----- Information -----

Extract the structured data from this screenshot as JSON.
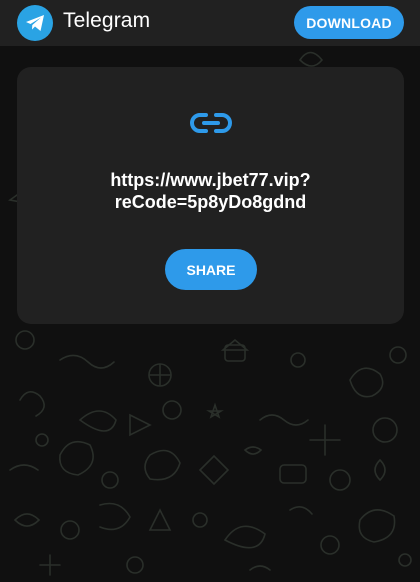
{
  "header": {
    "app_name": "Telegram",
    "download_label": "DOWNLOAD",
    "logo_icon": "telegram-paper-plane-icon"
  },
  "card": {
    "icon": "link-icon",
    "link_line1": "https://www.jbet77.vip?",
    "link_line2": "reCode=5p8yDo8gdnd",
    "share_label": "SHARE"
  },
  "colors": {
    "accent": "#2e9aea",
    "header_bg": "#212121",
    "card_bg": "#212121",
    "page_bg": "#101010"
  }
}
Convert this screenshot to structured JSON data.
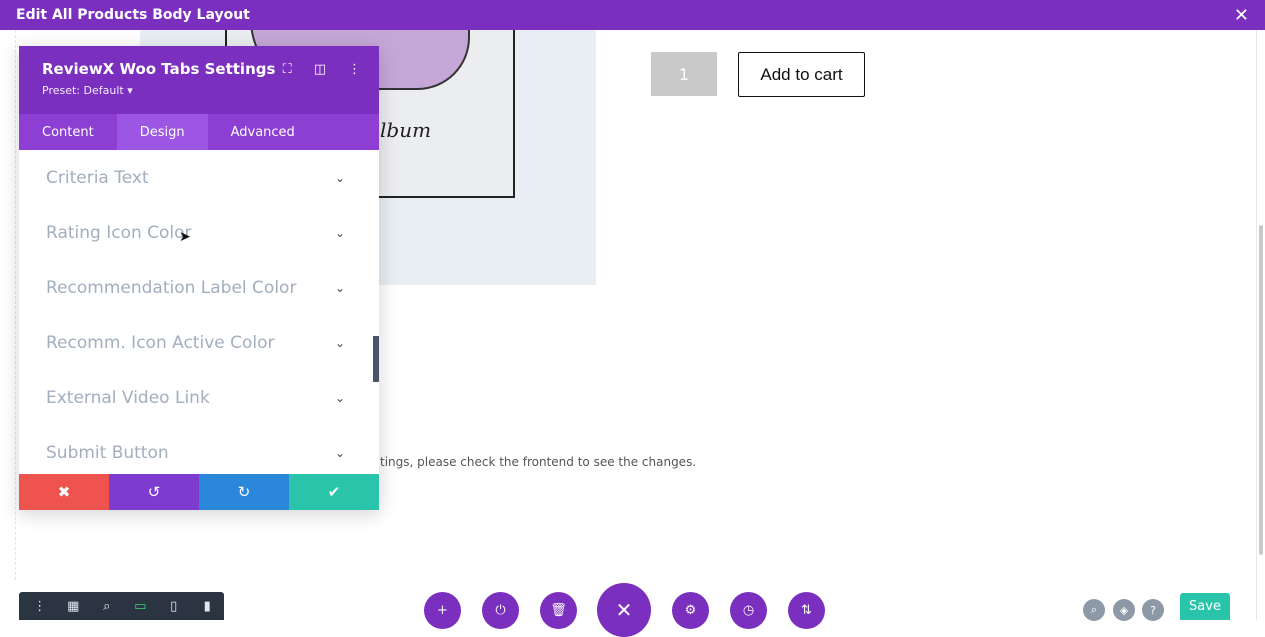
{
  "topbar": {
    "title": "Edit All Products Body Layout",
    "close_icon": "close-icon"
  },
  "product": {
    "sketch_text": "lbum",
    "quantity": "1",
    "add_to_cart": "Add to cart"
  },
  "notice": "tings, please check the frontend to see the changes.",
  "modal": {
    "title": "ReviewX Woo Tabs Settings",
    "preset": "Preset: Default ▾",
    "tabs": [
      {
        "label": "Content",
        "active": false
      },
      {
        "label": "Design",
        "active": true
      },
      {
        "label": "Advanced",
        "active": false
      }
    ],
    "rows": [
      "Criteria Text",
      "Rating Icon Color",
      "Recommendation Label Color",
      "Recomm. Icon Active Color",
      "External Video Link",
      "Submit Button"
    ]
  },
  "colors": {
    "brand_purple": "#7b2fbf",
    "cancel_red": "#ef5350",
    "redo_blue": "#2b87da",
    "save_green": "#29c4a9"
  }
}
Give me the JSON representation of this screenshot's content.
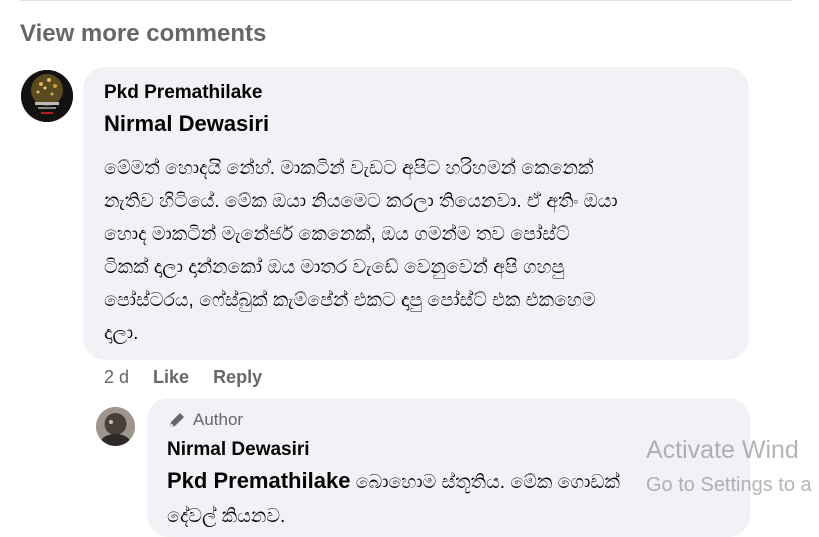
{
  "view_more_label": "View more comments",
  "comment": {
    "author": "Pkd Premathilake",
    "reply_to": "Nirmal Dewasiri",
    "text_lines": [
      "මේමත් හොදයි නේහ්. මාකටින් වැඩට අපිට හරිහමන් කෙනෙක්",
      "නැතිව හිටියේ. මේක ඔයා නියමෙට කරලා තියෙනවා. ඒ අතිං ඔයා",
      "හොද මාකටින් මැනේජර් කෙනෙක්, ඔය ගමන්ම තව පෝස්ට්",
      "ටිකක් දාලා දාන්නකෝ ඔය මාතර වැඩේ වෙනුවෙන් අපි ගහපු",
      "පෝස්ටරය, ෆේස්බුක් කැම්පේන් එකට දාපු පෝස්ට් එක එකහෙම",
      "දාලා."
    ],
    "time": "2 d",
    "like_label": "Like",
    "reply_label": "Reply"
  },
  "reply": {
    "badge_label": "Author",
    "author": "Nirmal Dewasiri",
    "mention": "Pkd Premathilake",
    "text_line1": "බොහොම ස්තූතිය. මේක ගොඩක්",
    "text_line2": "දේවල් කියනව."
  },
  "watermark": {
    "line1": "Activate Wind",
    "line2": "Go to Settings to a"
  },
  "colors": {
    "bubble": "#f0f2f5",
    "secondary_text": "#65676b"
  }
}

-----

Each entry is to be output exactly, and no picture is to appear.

Extract the structured data from this screenshot as JSON.
{
  "header": {
    "app_name": "Telegram",
    "download_label": "DOWNLOAD",
    "logo_icon": "telegram-paper-plane-icon"
  },
  "card": {
    "icon": "link-icon",
    "link_line1": "https://www.jbet77.vip?",
    "link_line2": "reCode=5p8yDo8gdnd",
    "share_label": "SHARE"
  },
  "colors": {
    "accent": "#2e9aea",
    "header_bg": "#212121",
    "card_bg": "#212121",
    "page_bg": "#101010"
  }
}
Convert this screenshot to structured JSON data.
{
  "topbar": {
    "title": "Edit All Products Body Layout",
    "close_icon": "close-icon"
  },
  "product": {
    "sketch_text": "lbum",
    "quantity": "1",
    "add_to_cart": "Add to cart"
  },
  "notice": "tings, please check the frontend to see the changes.",
  "modal": {
    "title": "ReviewX Woo Tabs Settings",
    "preset": "Preset: Default ▾",
    "tabs": [
      {
        "label": "Content",
        "active": false
      },
      {
        "label": "Design",
        "active": true
      },
      {
        "label": "Advanced",
        "active": false
      }
    ],
    "rows": [
      "Criteria Text",
      "Rating Icon Color",
      "Recommendation Label Color",
      "Recomm. Icon Active Color",
      "External Video Link",
      "Submit Button"
    ]
  },
  "colors": {
    "brand_purple": "#7b2fbf",
    "cancel_red": "#ef5350",
    "redo_blue": "#2b87da",
    "save_green": "#29c4a9"
  }
}
Give me the JSON representation of this screenshot's content.
{
  "view_more_label": "View more comments",
  "comment": {
    "author": "Pkd Premathilake",
    "reply_to": "Nirmal Dewasiri",
    "text_lines": [
      "මේමත් හොදයි නේහ්. මාකටින් වැඩට අපිට හරිහමන් කෙනෙක්",
      "නැතිව හිටියේ. මේක ඔයා නියමෙට කරලා තියෙනවා. ඒ අතිං ඔයා",
      "හොද මාකටින් මැනේජර් කෙනෙක්, ඔය ගමන්ම තව පෝස්ට්",
      "ටිකක් දාලා දාන්නකෝ ඔය මාතර වැඩේ වෙනුවෙන් අපි ගහපු",
      "පෝස්ටරය, ෆේස්බුක් කැම්පේන් එකට දාපු පෝස්ට් එක එකහෙම",
      "දාලා."
    ],
    "time": "2 d",
    "like_label": "Like",
    "reply_label": "Reply"
  },
  "reply": {
    "badge_label": "Author",
    "author": "Nirmal Dewasiri",
    "mention": "Pkd Premathilake",
    "text_line1": "බොහොම ස්තූතිය. මේක ගොඩක්",
    "text_line2": "දේවල් කියනව."
  },
  "watermark": {
    "line1": "Activate Wind",
    "line2": "Go to Settings to a"
  },
  "colors": {
    "bubble": "#f0f2f5",
    "secondary_text": "#65676b"
  }
}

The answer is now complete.